Content starts

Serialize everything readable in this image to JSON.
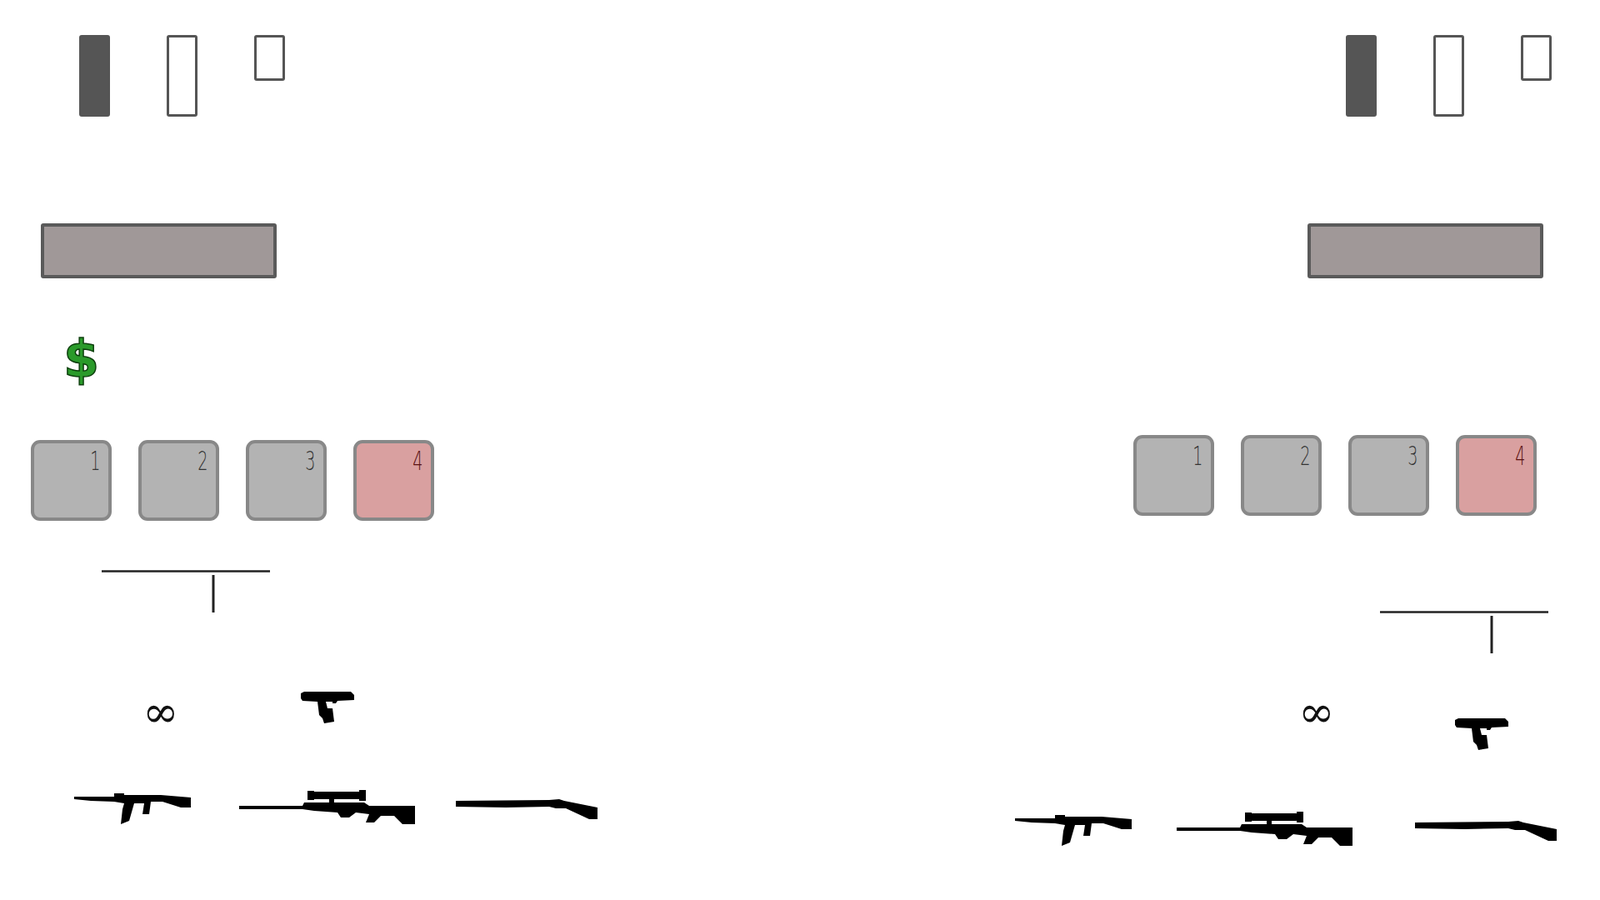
{
  "players": [
    {
      "slots": [
        {
          "filled": true
        },
        {
          "filled": false
        },
        {
          "filled": false
        }
      ],
      "money": "$",
      "keys": [
        {
          "label": "1",
          "selected": false
        },
        {
          "label": "2",
          "selected": false
        },
        {
          "label": "3",
          "selected": false
        },
        {
          "label": "4",
          "selected": true
        }
      ],
      "ammo": "∞"
    },
    {
      "slots": [
        {
          "filled": true
        },
        {
          "filled": false
        },
        {
          "filled": false
        }
      ],
      "keys": [
        {
          "label": "1",
          "selected": false
        },
        {
          "label": "2",
          "selected": false
        },
        {
          "label": "3",
          "selected": false
        },
        {
          "label": "4",
          "selected": true
        }
      ],
      "ammo": "∞"
    }
  ]
}
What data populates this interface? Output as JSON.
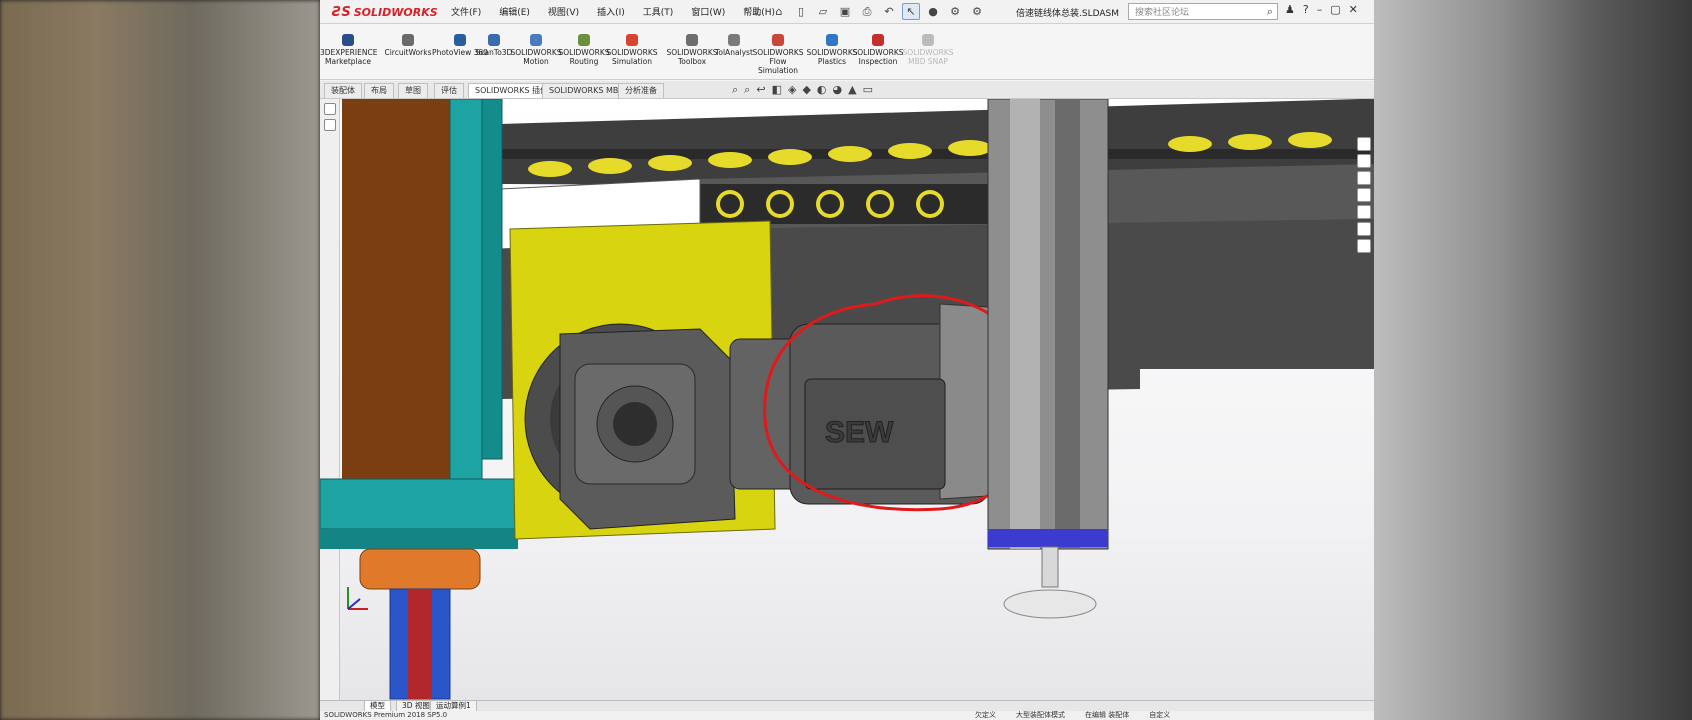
{
  "window": {
    "doc_title": "倍速链线体总装.SLDASM"
  },
  "menu": {
    "items": [
      "文件(F)",
      "编辑(E)",
      "视图(V)",
      "插入(I)",
      "工具(T)",
      "窗口(W)",
      "帮助(H)"
    ]
  },
  "search": {
    "placeholder": "搜索社区论坛"
  },
  "command_manager": {
    "items": [
      {
        "label": "3DEXPERIENCE Marketplace",
        "color": "#2b4e8a"
      },
      {
        "label": "CircuitWorks",
        "color": "#6a6a6a"
      },
      {
        "label": "PhotoView 360",
        "color": "#2a5f9e"
      },
      {
        "label": "ScanTo3D",
        "color": "#3b6bb0"
      },
      {
        "label": "SOLIDWORKS Motion",
        "color": "#4a7bc0"
      },
      {
        "label": "SOLIDWORKS Routing",
        "color": "#6b8f3a"
      },
      {
        "label": "SOLIDWORKS Simulation",
        "color": "#d8432e"
      },
      {
        "label": "SOLIDWORKS Toolbox",
        "color": "#6d6d6d"
      },
      {
        "label": "TolAnalyst",
        "color": "#7a7a7a"
      },
      {
        "label": "SOLIDWORKS Flow Simulation",
        "color": "#c9473a"
      },
      {
        "label": "SOLIDWORKS Plastics",
        "color": "#2f77c4"
      },
      {
        "label": "SOLIDWORKS Inspection",
        "color": "#c62d2d"
      },
      {
        "label": "SOLIDWORKS MBD SNAP",
        "color": "#bcbcbc",
        "disabled": true
      }
    ]
  },
  "tabs": {
    "items": [
      "装配体",
      "布局",
      "草图",
      "评估",
      "SOLIDWORKS 插件",
      "SOLIDWORKS MBD",
      "分析准备"
    ],
    "active_index": 4
  },
  "bottom_tabs": {
    "items": [
      "模型",
      "3D 视图",
      "运动算例1"
    ],
    "active_index": 0
  },
  "status": {
    "left": "SOLIDWORKS Premium 2018 SP5.0",
    "right_items": [
      "欠定义",
      "大型装配体模式",
      "在编辑 装配体",
      "自定义"
    ]
  },
  "annotation": {
    "brand_text": "SEW",
    "circle_color": "#e0191b"
  },
  "colors": {
    "accent": "#d1232a",
    "frame_teal": "#1ea3a3",
    "panel_brown": "#7a3e10",
    "plate_yellow": "#d9d410",
    "gear_gray": "#5b5b5b"
  }
}
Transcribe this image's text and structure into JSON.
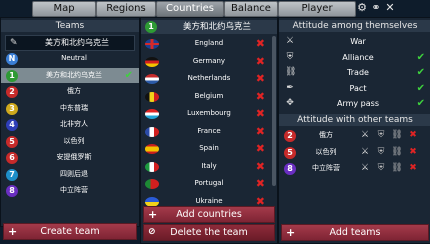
{
  "toolbar": {
    "tabs": [
      {
        "label": "Map"
      },
      {
        "label": "Regions"
      },
      {
        "label": "Countries"
      },
      {
        "label": "Balance"
      },
      {
        "label": "Player"
      }
    ],
    "settings_icon": "gear-icon",
    "link_icon": "link-icon",
    "close_icon": "close-icon"
  },
  "teams": {
    "header": "Teams",
    "name_input_value": "美方和北约乌克兰",
    "items": [
      {
        "badge": "N",
        "name": "Neutral",
        "color": "#3b7fd6",
        "checked": false,
        "selected": false
      },
      {
        "badge": "1",
        "name": "美方和北约乌克兰",
        "color": "#2e9a34",
        "checked": true,
        "selected": true
      },
      {
        "badge": "2",
        "name": "俄方",
        "color": "#c62a2a",
        "checked": false,
        "selected": false
      },
      {
        "badge": "3",
        "name": "中东普瑞",
        "color": "#cfa91d",
        "checked": false,
        "selected": false
      },
      {
        "badge": "4",
        "name": "北非穷人",
        "color": "#2e3eb8",
        "checked": false,
        "selected": false
      },
      {
        "badge": "5",
        "name": "以色列",
        "color": "#c62a2a",
        "checked": false,
        "selected": false
      },
      {
        "badge": "6",
        "name": "安提俄罗斯",
        "color": "#c62a2a",
        "checked": false,
        "selected": false
      },
      {
        "badge": "7",
        "name": "四则后退",
        "color": "#1e8fc9",
        "checked": false,
        "selected": false
      },
      {
        "badge": "8",
        "name": "中立阵营",
        "color": "#6a2ec2",
        "checked": false,
        "selected": false
      }
    ],
    "create_button": "Create team"
  },
  "countries": {
    "header_badge": "1",
    "header": "美方和北约乌克兰",
    "items": [
      {
        "name": "England",
        "flag": "uk"
      },
      {
        "name": "Germany",
        "flag": "de"
      },
      {
        "name": "Netherlands",
        "flag": "nl"
      },
      {
        "name": "Belgium",
        "flag": "be"
      },
      {
        "name": "Luxembourg",
        "flag": "lu"
      },
      {
        "name": "France",
        "flag": "fr"
      },
      {
        "name": "Spain",
        "flag": "es"
      },
      {
        "name": "Italy",
        "flag": "it"
      },
      {
        "name": "Portugal",
        "flag": "pt"
      },
      {
        "name": "Ukraine",
        "flag": "ua"
      }
    ],
    "add_button": "Add countries",
    "delete_button": "Delete the team"
  },
  "attitude_self": {
    "header": "Attitude among themselves",
    "items": [
      {
        "label": "War",
        "icon": "swords-icon",
        "status": "none"
      },
      {
        "label": "Alliance",
        "icon": "shield-icon",
        "status": "yes"
      },
      {
        "label": "Trade",
        "icon": "chain-icon",
        "status": "yes"
      },
      {
        "label": "Pact",
        "icon": "quill-icon",
        "status": "yes"
      },
      {
        "label": "Army pass",
        "icon": "arrows-icon",
        "status": "yes"
      }
    ]
  },
  "attitude_other": {
    "header": "Attitude with other teams",
    "items": [
      {
        "badge": "2",
        "name": "俄方",
        "color": "#c62a2a"
      },
      {
        "badge": "5",
        "name": "以色列",
        "color": "#c62a2a"
      },
      {
        "badge": "8",
        "name": "中立阵营",
        "color": "#6a2ec2"
      }
    ],
    "add_button": "Add teams"
  }
}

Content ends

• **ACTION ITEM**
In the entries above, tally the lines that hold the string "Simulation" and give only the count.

• **REPLY TO THE EXERCISE**
2